Peasant Agitation in Italy, 1848-49 Peasant unrest was endemic in many parts of Italy before 1848. The peasants' state of severe and chronic deprivation, characterized by inadequate housing, chronic disease, particularly pellagra and malaria, was compounded by heavy indebtedness and taxation. Poor harvests in 1845-47 aggravated an already tense situation. The prices for staples like grains and maize, which had been fairly stable in 1817-1844, increased sharply after 1845. In the regions of Lombardy and Venetia, which were then part of the Austrian Empire, and in the Grand Duchy of Tuscany, the few impediments to international trade encouraged extensive purchases of foodstuffs by foreign buyers, particularly British, thereby further depleting domestic reserves.
Other causes of peasant unrest were more regional. Peasants in the mainland provinces of the Kingdom of the Two Sicilies, and in many mountain regions throughout the peninsula, resented the frequent purchases and misappropriations of communal lands by private individuals. The loss of communal lands, and of common rights of usage on land both public and private (known as usi civici in the south), was particularly hard on the poorer peasants and on those who relied on pasturage. Peasants who demanded retention of these ancient communal rights were often called comunisti. That label confused this very specific use of the term with the more ideological one, thereby intensifying a widespread suspicion of peasant radicalism, fuelled also by conservative perceptions of the peasants' role in the French Revolution of 1789.
Initial peasant reactions to urban agitation were by no means hostile. Traditionally religious and loyal to the clergy, many peasants were buoyed by the election of Pope Pius IX in 1846 and by his promises of reform. By 1848 a sense of expectation prevailed in many villages, where priests often took it upon themselves to speak for their parishioners. Peasant demonstrations, plantings of liberty trees, and the destruction of tax records followed the news of urban agitations in Palermo and Naples (January), Genoa, Turin, Livorno, Florence and Rome (February), Milan and Venice (March).
Peasant sympathy for the revolution was short-lived. Italian revolutionary movements raised issues that had little interest for most peasants. Demands for constitutional government, voting and civil rights, and national independence reflected and essentially urban and middle class agenda. Revolutionary elements willing to confront the "Agrarian Question" were a minority everywhere. Peasant support for the revolution waned quickly after March 1848, although after that date many peasants served the national cause in the war against Austria as conscripts in the Piedmontese army. With that significant exception, peasants either dropped out or turned against the revolution most notably so in Venetia, where peasant support was scorned by the revolutionary government and courted by the Austrians.

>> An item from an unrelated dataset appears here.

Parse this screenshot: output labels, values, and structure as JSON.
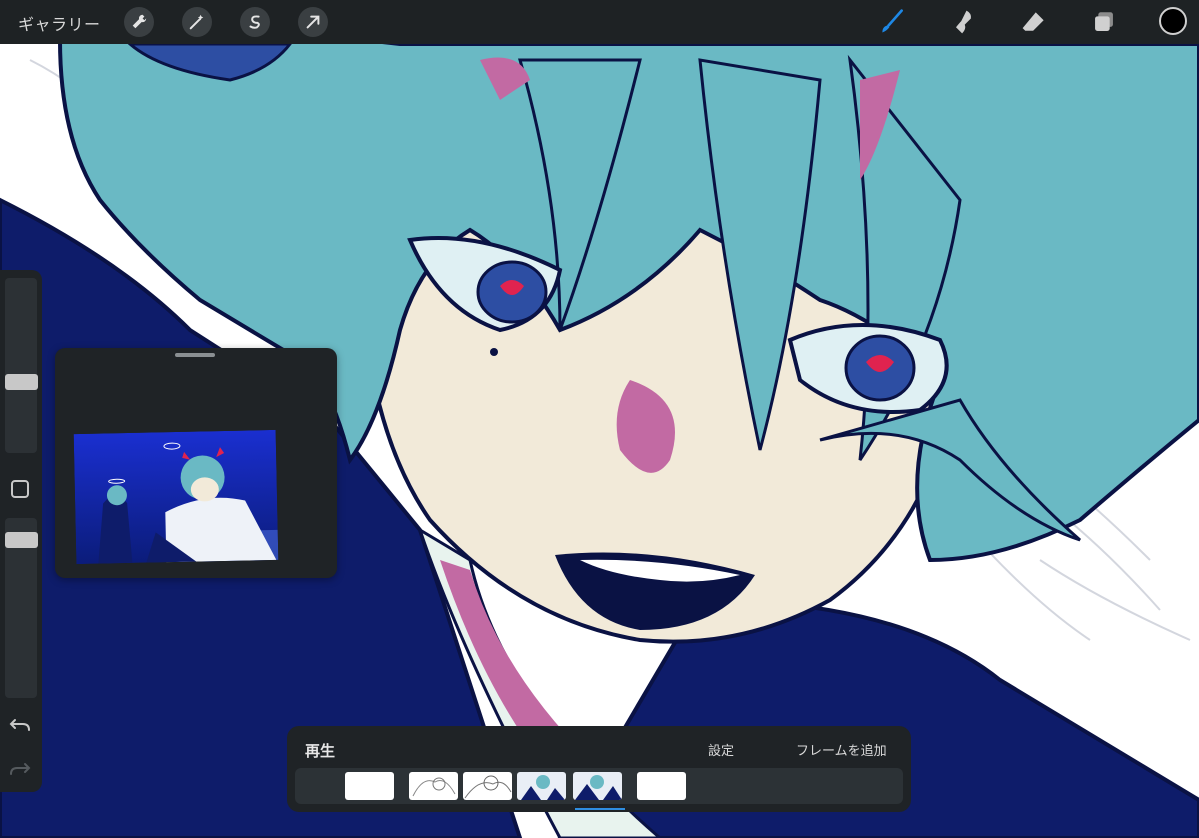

The revolutionaries' failure to capitalize on peasant discontent has long been the subject of debate. Some contemporary writers and participants, including Carlo Cattaneo, Giuseppe Ferraro and Carlo Pisacane, came to see the absence of social commitment as contributing to the ultimate failure of the revolutions. That theme was taken up and extended by Antonio Gramsci and other twentieth-century Marxist writers. There are few scholarly studies that focus on the role of peasants in 1848-49. A significant one is Paul Ginsborg's "Peasants and Revolutionaries in Venice and the Veneto, 1848," The Historical Journal XVII (September 1974), 503-50.